• [Material provided]

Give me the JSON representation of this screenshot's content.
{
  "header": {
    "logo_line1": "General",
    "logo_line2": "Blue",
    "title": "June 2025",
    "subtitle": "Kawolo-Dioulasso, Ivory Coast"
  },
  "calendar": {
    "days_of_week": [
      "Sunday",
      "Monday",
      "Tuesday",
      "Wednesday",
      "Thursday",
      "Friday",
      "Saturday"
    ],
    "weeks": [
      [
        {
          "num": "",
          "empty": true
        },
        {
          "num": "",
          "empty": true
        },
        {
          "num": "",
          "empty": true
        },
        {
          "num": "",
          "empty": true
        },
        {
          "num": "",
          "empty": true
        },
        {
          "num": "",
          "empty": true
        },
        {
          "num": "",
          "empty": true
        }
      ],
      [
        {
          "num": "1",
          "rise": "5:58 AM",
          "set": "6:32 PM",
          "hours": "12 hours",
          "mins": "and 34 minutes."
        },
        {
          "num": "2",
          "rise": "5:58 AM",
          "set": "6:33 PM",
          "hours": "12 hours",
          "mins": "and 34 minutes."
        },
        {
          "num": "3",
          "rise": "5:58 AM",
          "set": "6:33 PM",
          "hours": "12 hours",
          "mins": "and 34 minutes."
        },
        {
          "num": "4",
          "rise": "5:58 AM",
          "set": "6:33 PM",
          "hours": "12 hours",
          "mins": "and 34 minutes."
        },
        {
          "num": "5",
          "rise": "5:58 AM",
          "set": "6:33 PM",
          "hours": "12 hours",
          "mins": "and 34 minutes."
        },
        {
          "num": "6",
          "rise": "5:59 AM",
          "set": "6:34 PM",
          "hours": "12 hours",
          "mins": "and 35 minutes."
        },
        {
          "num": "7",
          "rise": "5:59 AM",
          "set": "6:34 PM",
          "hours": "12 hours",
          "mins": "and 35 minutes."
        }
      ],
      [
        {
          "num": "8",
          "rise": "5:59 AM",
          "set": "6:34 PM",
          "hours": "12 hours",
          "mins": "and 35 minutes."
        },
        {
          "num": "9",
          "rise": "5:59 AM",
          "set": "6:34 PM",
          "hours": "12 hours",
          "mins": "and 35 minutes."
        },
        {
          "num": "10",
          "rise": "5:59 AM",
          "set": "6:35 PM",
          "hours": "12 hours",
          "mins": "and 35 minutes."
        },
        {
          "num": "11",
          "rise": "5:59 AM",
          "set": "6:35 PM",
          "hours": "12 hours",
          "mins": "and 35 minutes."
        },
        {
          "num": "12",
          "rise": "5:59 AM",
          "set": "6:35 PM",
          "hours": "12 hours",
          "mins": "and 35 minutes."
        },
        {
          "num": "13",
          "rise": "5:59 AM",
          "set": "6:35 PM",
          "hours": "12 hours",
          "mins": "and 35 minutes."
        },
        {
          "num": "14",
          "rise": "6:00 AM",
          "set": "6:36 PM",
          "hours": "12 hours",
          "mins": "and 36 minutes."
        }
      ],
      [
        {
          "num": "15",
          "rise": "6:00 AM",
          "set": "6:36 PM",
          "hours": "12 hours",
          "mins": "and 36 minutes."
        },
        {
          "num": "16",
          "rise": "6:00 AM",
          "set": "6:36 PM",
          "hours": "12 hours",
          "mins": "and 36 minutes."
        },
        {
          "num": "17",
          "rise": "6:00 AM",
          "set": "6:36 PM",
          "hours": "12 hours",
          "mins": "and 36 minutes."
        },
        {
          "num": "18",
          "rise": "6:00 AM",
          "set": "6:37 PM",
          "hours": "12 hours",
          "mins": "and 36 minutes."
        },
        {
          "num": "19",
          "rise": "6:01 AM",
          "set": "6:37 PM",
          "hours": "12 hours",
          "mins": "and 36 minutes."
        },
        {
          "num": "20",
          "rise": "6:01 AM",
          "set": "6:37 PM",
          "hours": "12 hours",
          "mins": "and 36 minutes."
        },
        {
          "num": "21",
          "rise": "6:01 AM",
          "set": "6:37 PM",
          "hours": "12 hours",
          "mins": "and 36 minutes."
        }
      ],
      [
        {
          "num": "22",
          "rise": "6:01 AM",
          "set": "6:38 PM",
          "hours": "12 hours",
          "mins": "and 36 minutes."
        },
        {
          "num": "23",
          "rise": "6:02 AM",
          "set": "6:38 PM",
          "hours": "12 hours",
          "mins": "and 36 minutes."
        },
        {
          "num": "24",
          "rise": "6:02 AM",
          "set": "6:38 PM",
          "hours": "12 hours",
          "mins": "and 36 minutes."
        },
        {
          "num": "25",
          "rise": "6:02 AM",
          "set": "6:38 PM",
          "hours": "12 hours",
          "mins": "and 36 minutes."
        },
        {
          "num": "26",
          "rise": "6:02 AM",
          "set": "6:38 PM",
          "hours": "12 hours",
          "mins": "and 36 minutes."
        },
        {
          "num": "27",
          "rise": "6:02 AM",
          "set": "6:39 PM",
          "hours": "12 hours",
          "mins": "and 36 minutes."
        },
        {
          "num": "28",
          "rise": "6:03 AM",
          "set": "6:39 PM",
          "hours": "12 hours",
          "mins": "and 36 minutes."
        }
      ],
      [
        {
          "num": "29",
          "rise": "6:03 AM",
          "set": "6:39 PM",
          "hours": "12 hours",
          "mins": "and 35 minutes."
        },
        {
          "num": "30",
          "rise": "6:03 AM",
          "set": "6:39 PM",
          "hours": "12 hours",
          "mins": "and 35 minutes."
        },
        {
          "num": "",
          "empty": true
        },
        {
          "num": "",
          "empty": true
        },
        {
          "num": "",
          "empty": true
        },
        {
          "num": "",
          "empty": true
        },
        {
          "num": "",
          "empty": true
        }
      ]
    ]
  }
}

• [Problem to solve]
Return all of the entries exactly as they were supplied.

• [Answer for the task]
Give me the JSON representation of this screenshot's content.
{
  "header": {
    "logo_line1": "General",
    "logo_line2": "Blue",
    "title": "June 2025",
    "subtitle": "Kawolo-Dioulasso, Ivory Coast"
  },
  "calendar": {
    "days_of_week": [
      "Sunday",
      "Monday",
      "Tuesday",
      "Wednesday",
      "Thursday",
      "Friday",
      "Saturday"
    ],
    "weeks": [
      [
        {
          "num": "",
          "empty": true
        },
        {
          "num": "",
          "empty": true
        },
        {
          "num": "",
          "empty": true
        },
        {
          "num": "",
          "empty": true
        },
        {
          "num": "",
          "empty": true
        },
        {
          "num": "",
          "empty": true
        },
        {
          "num": "",
          "empty": true
        }
      ],
      [
        {
          "num": "1",
          "rise": "5:58 AM",
          "set": "6:32 PM",
          "hours": "12 hours",
          "mins": "and 34 minutes."
        },
        {
          "num": "2",
          "rise": "5:58 AM",
          "set": "6:33 PM",
          "hours": "12 hours",
          "mins": "and 34 minutes."
        },
        {
          "num": "3",
          "rise": "5:58 AM",
          "set": "6:33 PM",
          "hours": "12 hours",
          "mins": "and 34 minutes."
        },
        {
          "num": "4",
          "rise": "5:58 AM",
          "set": "6:33 PM",
          "hours": "12 hours",
          "mins": "and 34 minutes."
        },
        {
          "num": "5",
          "rise": "5:58 AM",
          "set": "6:33 PM",
          "hours": "12 hours",
          "mins": "and 34 minutes."
        },
        {
          "num": "6",
          "rise": "5:59 AM",
          "set": "6:34 PM",
          "hours": "12 hours",
          "mins": "and 35 minutes."
        },
        {
          "num": "7",
          "rise": "5:59 AM",
          "set": "6:34 PM",
          "hours": "12 hours",
          "mins": "and 35 minutes."
        }
      ],
      [
        {
          "num": "8",
          "rise": "5:59 AM",
          "set": "6:34 PM",
          "hours": "12 hours",
          "mins": "and 35 minutes."
        },
        {
          "num": "9",
          "rise": "5:59 AM",
          "set": "6:34 PM",
          "hours": "12 hours",
          "mins": "and 35 minutes."
        },
        {
          "num": "10",
          "rise": "5:59 AM",
          "set": "6:35 PM",
          "hours": "12 hours",
          "mins": "and 35 minutes."
        },
        {
          "num": "11",
          "rise": "5:59 AM",
          "set": "6:35 PM",
          "hours": "12 hours",
          "mins": "and 35 minutes."
        },
        {
          "num": "12",
          "rise": "5:59 AM",
          "set": "6:35 PM",
          "hours": "12 hours",
          "mins": "and 35 minutes."
        },
        {
          "num": "13",
          "rise": "5:59 AM",
          "set": "6:35 PM",
          "hours": "12 hours",
          "mins": "and 35 minutes."
        },
        {
          "num": "14",
          "rise": "6:00 AM",
          "set": "6:36 PM",
          "hours": "12 hours",
          "mins": "and 36 minutes."
        }
      ],
      [
        {
          "num": "15",
          "rise": "6:00 AM",
          "set": "6:36 PM",
          "hours": "12 hours",
          "mins": "and 36 minutes."
        },
        {
          "num": "16",
          "rise": "6:00 AM",
          "set": "6:36 PM",
          "hours": "12 hours",
          "mins": "and 36 minutes."
        },
        {
          "num": "17",
          "rise": "6:00 AM",
          "set": "6:36 PM",
          "hours": "12 hours",
          "mins": "and 36 minutes."
        },
        {
          "num": "18",
          "rise": "6:00 AM",
          "set": "6:37 PM",
          "hours": "12 hours",
          "mins": "and 36 minutes."
        },
        {
          "num": "19",
          "rise": "6:01 AM",
          "set": "6:37 PM",
          "hours": "12 hours",
          "mins": "and 36 minutes."
        },
        {
          "num": "20",
          "rise": "6:01 AM",
          "set": "6:37 PM",
          "hours": "12 hours",
          "mins": "and 36 minutes."
        },
        {
          "num": "21",
          "rise": "6:01 AM",
          "set": "6:37 PM",
          "hours": "12 hours",
          "mins": "and 36 minutes."
        }
      ],
      [
        {
          "num": "22",
          "rise": "6:01 AM",
          "set": "6:38 PM",
          "hours": "12 hours",
          "mins": "and 36 minutes."
        },
        {
          "num": "23",
          "rise": "6:02 AM",
          "set": "6:38 PM",
          "hours": "12 hours",
          "mins": "and 36 minutes."
        },
        {
          "num": "24",
          "rise": "6:02 AM",
          "set": "6:38 PM",
          "hours": "12 hours",
          "mins": "and 36 minutes."
        },
        {
          "num": "25",
          "rise": "6:02 AM",
          "set": "6:38 PM",
          "hours": "12 hours",
          "mins": "and 36 minutes."
        },
        {
          "num": "26",
          "rise": "6:02 AM",
          "set": "6:38 PM",
          "hours": "12 hours",
          "mins": "and 36 minutes."
        },
        {
          "num": "27",
          "rise": "6:02 AM",
          "set": "6:39 PM",
          "hours": "12 hours",
          "mins": "and 36 minutes."
        },
        {
          "num": "28",
          "rise": "6:03 AM",
          "set": "6:39 PM",
          "hours": "12 hours",
          "mins": "and 36 minutes."
        }
      ],
      [
        {
          "num": "29",
          "rise": "6:03 AM",
          "set": "6:39 PM",
          "hours": "12 hours",
          "mins": "and 35 minutes."
        },
        {
          "num": "30",
          "rise": "6:03 AM",
          "set": "6:39 PM",
          "hours": "12 hours",
          "mins": "and 35 minutes."
        },
        {
          "num": "",
          "empty": true
        },
        {
          "num": "",
          "empty": true
        },
        {
          "num": "",
          "empty": true
        },
        {
          "num": "",
          "empty": true
        },
        {
          "num": "",
          "empty": true
        }
      ]
    ]
  }
}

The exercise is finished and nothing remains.